**Problem description**
Find and copy each line of the data that includes "name".

**Material to process**

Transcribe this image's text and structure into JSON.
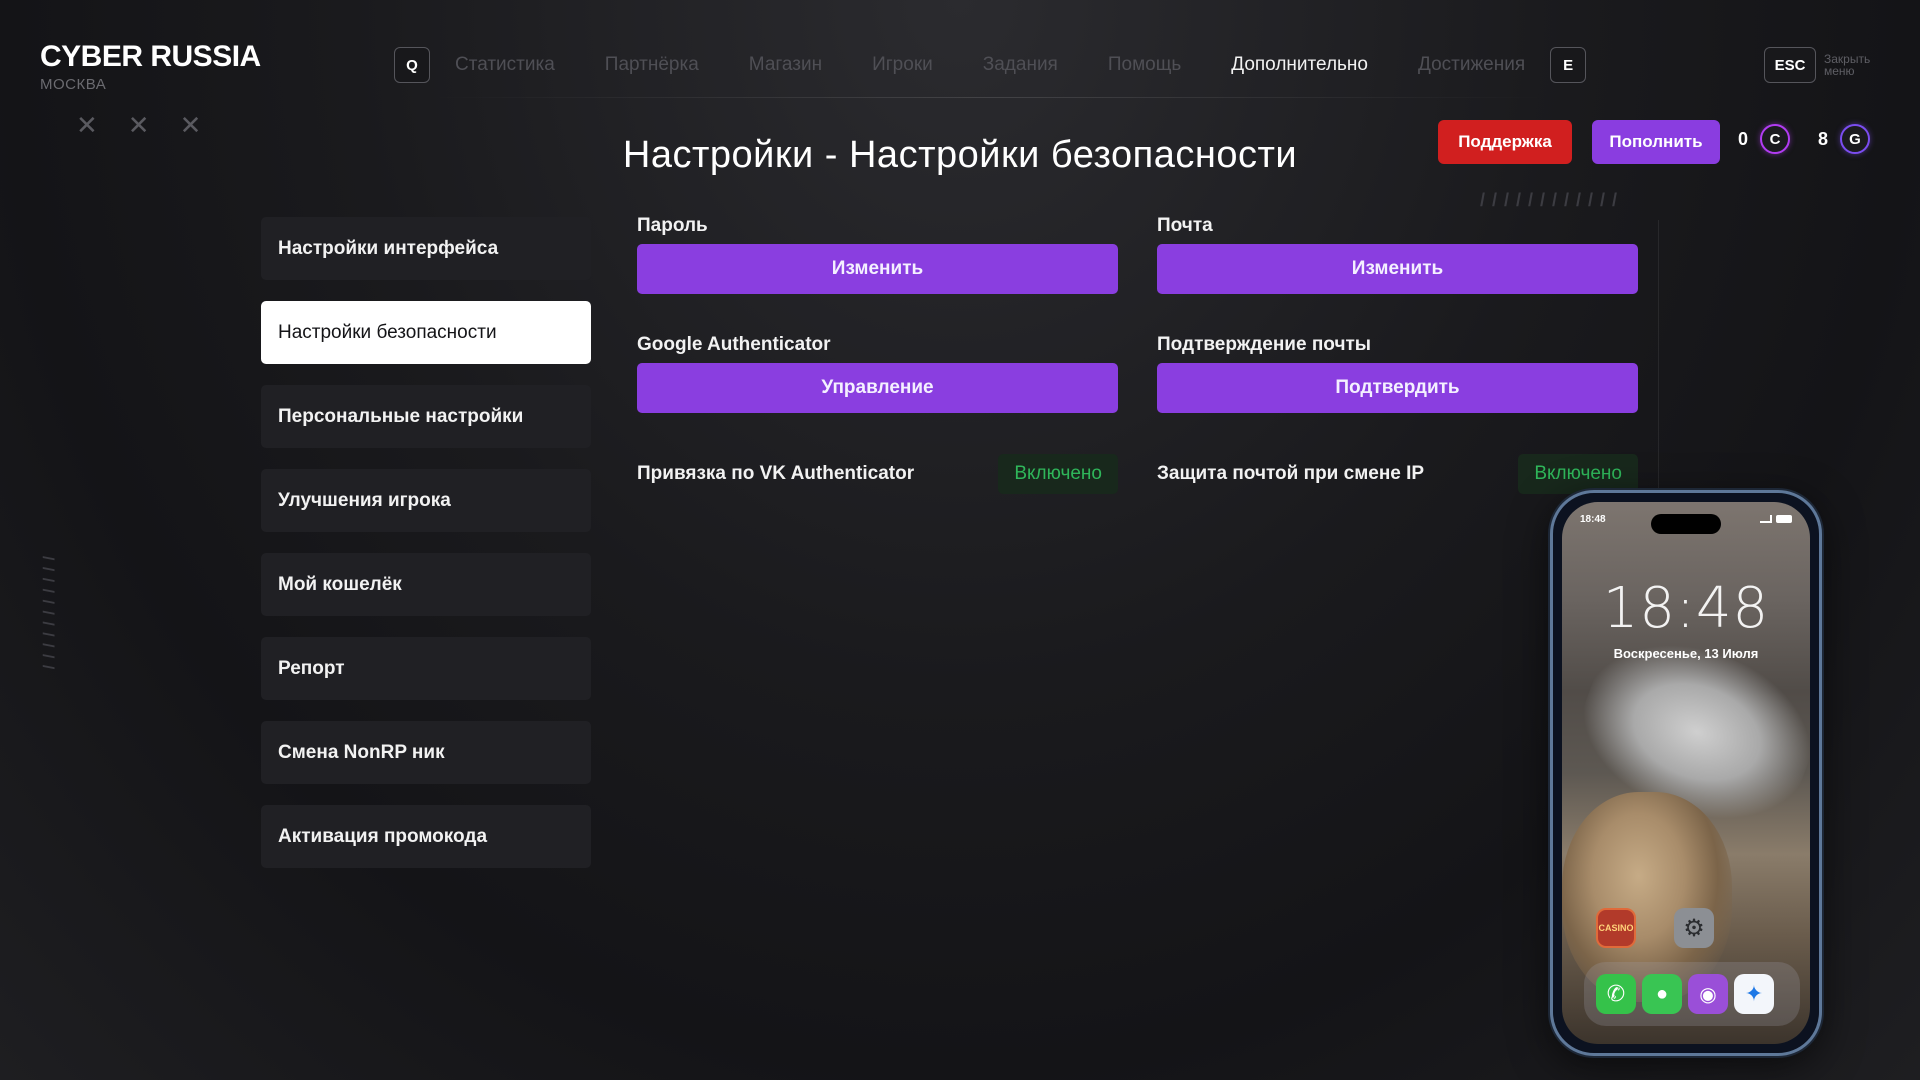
{
  "header": {
    "logo_title": "CYBER RUSSIA",
    "logo_sub": "МОСКВА",
    "key_q": "Q",
    "key_e": "E",
    "nav": [
      {
        "label": "Статистика",
        "active": false
      },
      {
        "label": "Партнёрка",
        "active": false
      },
      {
        "label": "Магазин",
        "active": false
      },
      {
        "label": "Игроки",
        "active": false
      },
      {
        "label": "Задания",
        "active": false
      },
      {
        "label": "Помощь",
        "active": false
      },
      {
        "label": "Дополнительно",
        "active": true
      },
      {
        "label": "Достижения",
        "active": false
      }
    ],
    "esc_key": "ESC",
    "esc_label": "Закрыть меню"
  },
  "title": "Настройки - Настройки безопасности",
  "actions": {
    "support": "Поддержка",
    "topup": "Пополнить",
    "currency_c_value": "0",
    "currency_c_symbol": "C",
    "currency_g_value": "8",
    "currency_g_symbol": "G"
  },
  "sidebar": {
    "items": [
      {
        "label": "Настройки интерфейса",
        "active": false
      },
      {
        "label": "Настройки безопасности",
        "active": true
      },
      {
        "label": "Персональные настройки",
        "active": false
      },
      {
        "label": "Улучшения игрока",
        "active": false
      },
      {
        "label": "Мой кошелёк",
        "active": false
      },
      {
        "label": "Репорт",
        "active": false
      },
      {
        "label": "Смена NonRP ник",
        "active": false
      },
      {
        "label": "Активация промокода",
        "active": false
      }
    ]
  },
  "security": {
    "password": {
      "label": "Пароль",
      "button": "Изменить"
    },
    "email": {
      "label": "Почта",
      "button": "Изменить"
    },
    "google_auth": {
      "label": "Google Authenticator",
      "button": "Управление"
    },
    "email_confirm": {
      "label": "Подтверждение почты",
      "button": "Подтвердить"
    },
    "vk_auth": {
      "label": "Привязка по VK Authenticator",
      "status": "Включено"
    },
    "ip_protect": {
      "label": "Защита почтой при смене IP",
      "status": "Включено"
    }
  },
  "phone": {
    "status_time": "18:48",
    "lock_time": "18:48",
    "lock_date": "Воскресенье, 13 Июля",
    "game_app_label": "CASINO"
  },
  "colors": {
    "accent": "#8a3ee0",
    "support": "#d11f1f",
    "status_on": "#2fb65a"
  }
}
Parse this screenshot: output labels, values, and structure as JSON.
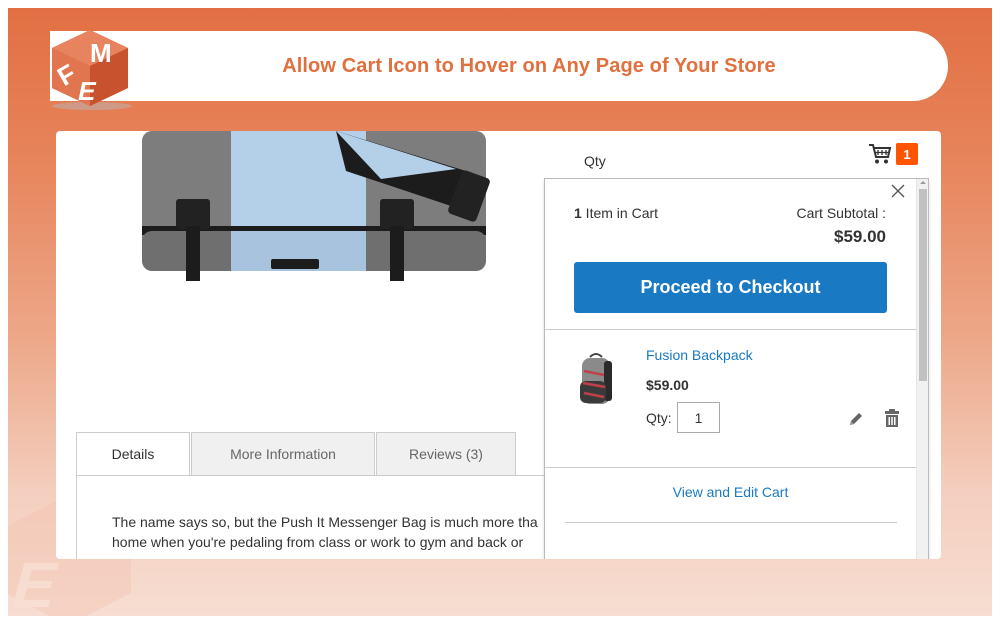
{
  "banner": {
    "title": "Allow Cart Icon to Hover on Any Page of Your Store",
    "logo_letters": [
      "F",
      "M",
      "E"
    ]
  },
  "colors": {
    "brand_orange": "#e2703f",
    "checkout_blue": "#1979c3",
    "cart_badge": "#ff5501"
  },
  "product": {
    "qty_label": "Qty",
    "tabs": [
      {
        "label": "Details",
        "active": true
      },
      {
        "label": "More Information",
        "active": false
      },
      {
        "label": "Reviews (3)",
        "active": false
      }
    ],
    "description_lines": [
      "The name says so, but the Push It Messenger Bag is much more tha",
      "home when you're pedaling from class or work to gym and back or"
    ]
  },
  "header_cart": {
    "icon": "shopping-cart-icon",
    "count": "1"
  },
  "minicart": {
    "close_icon": "close-icon",
    "items_count": "1",
    "items_label": " Item in Cart",
    "subtotal_label": "Cart Subtotal :",
    "subtotal_value": "$59.00",
    "checkout_label": "Proceed to Checkout",
    "items": [
      {
        "name": "Fusion Backpack",
        "price": "$59.00",
        "qty_label": "Qty:",
        "qty": "1",
        "edit_icon": "pencil-icon",
        "delete_icon": "trash-icon"
      }
    ],
    "view_cart_label": "View and Edit Cart"
  }
}
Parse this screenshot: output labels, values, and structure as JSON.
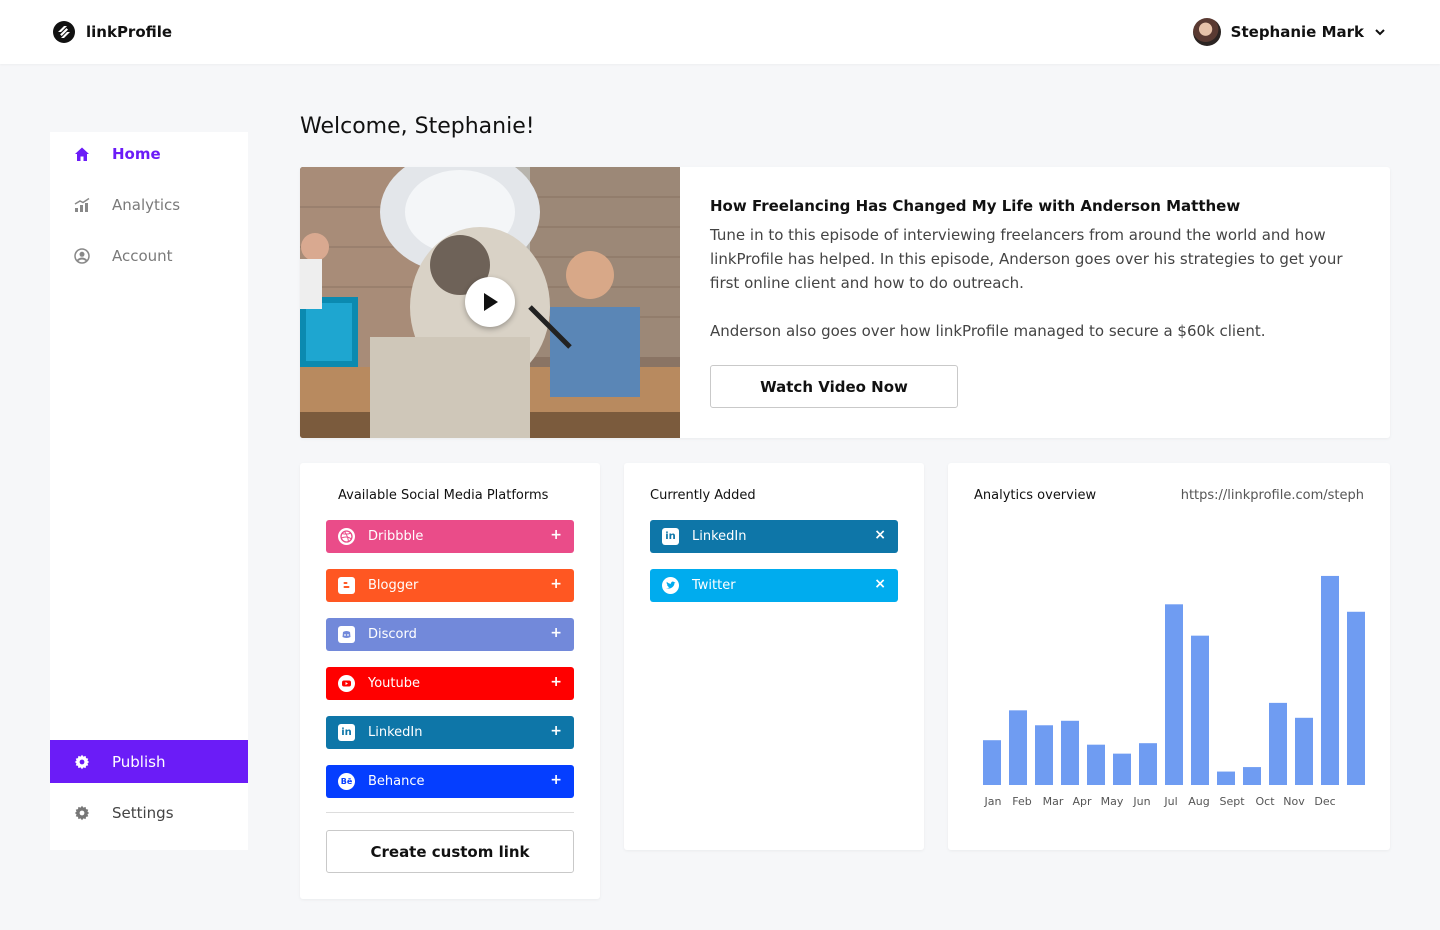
{
  "app": {
    "name": "linkProfile"
  },
  "user": {
    "name": "Stephanie Mark"
  },
  "sidebar": {
    "items": [
      {
        "label": "Home",
        "icon": "home-icon"
      },
      {
        "label": "Analytics",
        "icon": "analytics-icon"
      },
      {
        "label": "Account",
        "icon": "account-icon"
      },
      {
        "label": "Publish",
        "icon": "gear-icon"
      },
      {
        "label": "Settings",
        "icon": "gear-icon"
      }
    ]
  },
  "main": {
    "welcome": "Welcome, Stephanie!",
    "video": {
      "title": "How Freelancing Has Changed My Life with Anderson Matthew",
      "description": "Tune in to this episode of interviewing freelancers from around the world and how linkProfile has helped. In this episode, Anderson goes over his strategies to get your first online client and how to do outreach.",
      "description2": "Anderson also goes over how linkProfile managed to secure a $60k client.",
      "button": "Watch Video Now"
    },
    "platforms": {
      "title": "Available Social Media Platforms",
      "items": [
        {
          "label": "Dribbble",
          "color": "#ea4c89",
          "icon": "dribbble-icon",
          "action": "+"
        },
        {
          "label": "Blogger",
          "color": "#ff5722",
          "icon": "blogger-icon",
          "action": "+"
        },
        {
          "label": "Discord",
          "color": "#7289da",
          "icon": "discord-icon",
          "action": "+"
        },
        {
          "label": "Youtube",
          "color": "#ff0000",
          "icon": "youtube-icon",
          "action": "+"
        },
        {
          "label": "LinkedIn",
          "color": "#0e76a8",
          "icon": "linkedin-icon",
          "action": "+"
        },
        {
          "label": "Behance",
          "color": "#053eff",
          "icon": "behance-icon",
          "action": "+"
        }
      ],
      "custom_button": "Create custom link"
    },
    "added": {
      "title": "Currently Added",
      "items": [
        {
          "label": "LinkedIn",
          "color": "#0e76a8",
          "icon": "linkedin-icon",
          "action": "×"
        },
        {
          "label": "Twitter",
          "color": "#00acee",
          "icon": "twitter-icon",
          "action": "×"
        }
      ]
    },
    "analytics": {
      "title": "Analytics overview",
      "url": "https://linkprofile.com/steph"
    }
  },
  "colors": {
    "accent": "#6b1cf7",
    "bar": "#6f9cf2"
  },
  "chart_data": {
    "type": "bar",
    "categories": [
      "Jan",
      "Feb",
      "Mar",
      "Apr",
      "May",
      "Jun",
      "Jul",
      "Aug",
      "Sept",
      "Oct",
      "Nov",
      "Dec"
    ],
    "values": [
      30,
      50,
      40,
      43,
      27,
      21,
      28,
      121,
      100,
      9,
      12,
      55,
      45,
      140,
      116
    ],
    "ylim": [
      0,
      150
    ],
    "grid": false
  }
}
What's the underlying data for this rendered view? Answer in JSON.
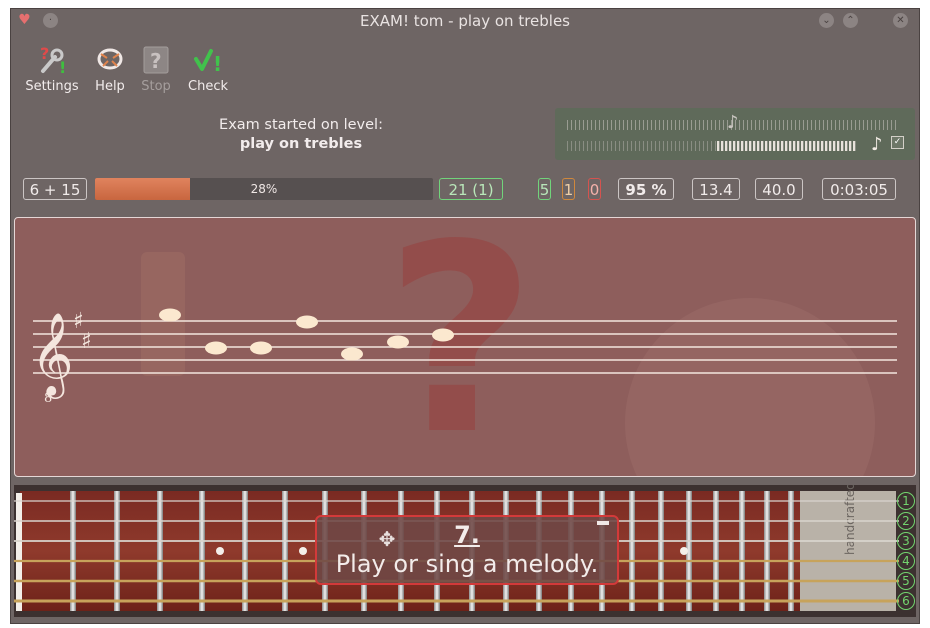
{
  "window": {
    "title": "EXAM! tom - play on trebles"
  },
  "toolbar": {
    "settings_label": "Settings",
    "help_label": "Help",
    "stop_label": "Stop",
    "check_label": "Check"
  },
  "exam_info": {
    "line1": "Exam started on level:",
    "level": "play on trebles"
  },
  "stats": {
    "questions": "6 + 15",
    "progress_percent": 28,
    "progress_text": "28%",
    "remaining": "21 (1)",
    "correct": "5",
    "not_bad": "1",
    "wrong": "0",
    "effectiveness": "95 %",
    "avg_time": "13.4",
    "last_time": "40.0",
    "total_time": "0:03:05"
  },
  "staff": {
    "clef": "treble-8vb",
    "key_signature": "D major (2 sharps)"
  },
  "question": {
    "number": "7.",
    "text": "Play or sing a melody."
  },
  "fretboard": {
    "strings": [
      "1",
      "2",
      "3",
      "4",
      "5",
      "6"
    ],
    "watermark": "handcrafted"
  },
  "colors": {
    "accent": "#d33a3a",
    "progress": "#d9764f",
    "green": "#71d47b"
  }
}
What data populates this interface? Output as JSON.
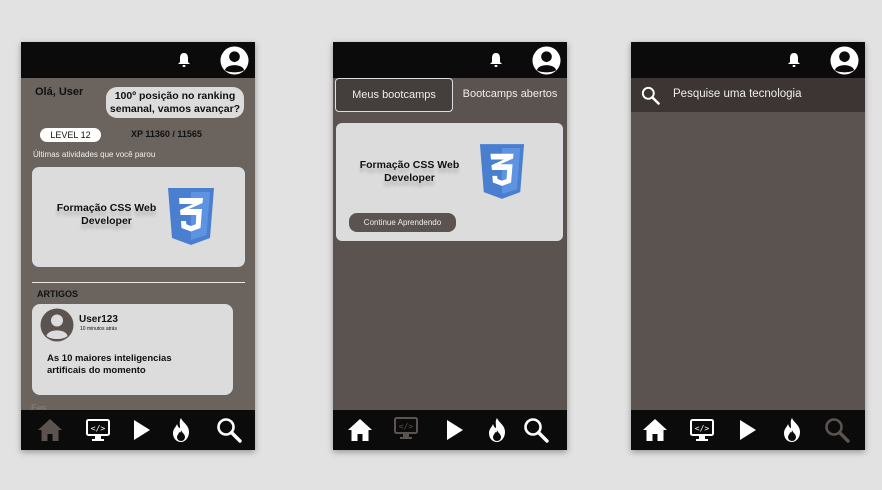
{
  "screen1": {
    "greeting": "Olá, User",
    "ranking_bubble": "100º posição no ranking semanal, vamos avançar?",
    "level": "LEVEL 12",
    "xp": "XP 11360 / 11565",
    "last_activities_label": "Últimas atividades que você parou",
    "course_card": {
      "title": "Formação CSS Web Developer"
    },
    "articles_heading": "ARTIGOS",
    "article": {
      "user": "User123",
      "time": "10 minutos atrás",
      "title": "As 10 maiores inteligencias artificais do momento"
    },
    "fading_text": "Ees"
  },
  "screen2": {
    "tabs": [
      "Meus bootcamps",
      "Bootcamps abertos"
    ],
    "course_card": {
      "title": "Formação CSS Web Developer",
      "button": "Continue Aprendendo"
    }
  },
  "screen3": {
    "search_placeholder": "Pesquise uma tecnologia"
  },
  "icons": {
    "top": [
      "bell-icon",
      "user-avatar-icon"
    ],
    "nav": [
      "home-icon",
      "code-monitor-icon",
      "play-icon",
      "fire-icon",
      "search-icon"
    ]
  },
  "colors": {
    "bar": "#0b0b0b",
    "background": "#5b5350",
    "card": "#dcdcdc",
    "css_logo": "#4a7fd0"
  }
}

**Solution to this exercise**
      "The name says so, but the Push It Messenger Bag is much more tha",
        "name": "Fusion Backpack",
    "name": "linkProfile"
    "name": "Stephanie Mark"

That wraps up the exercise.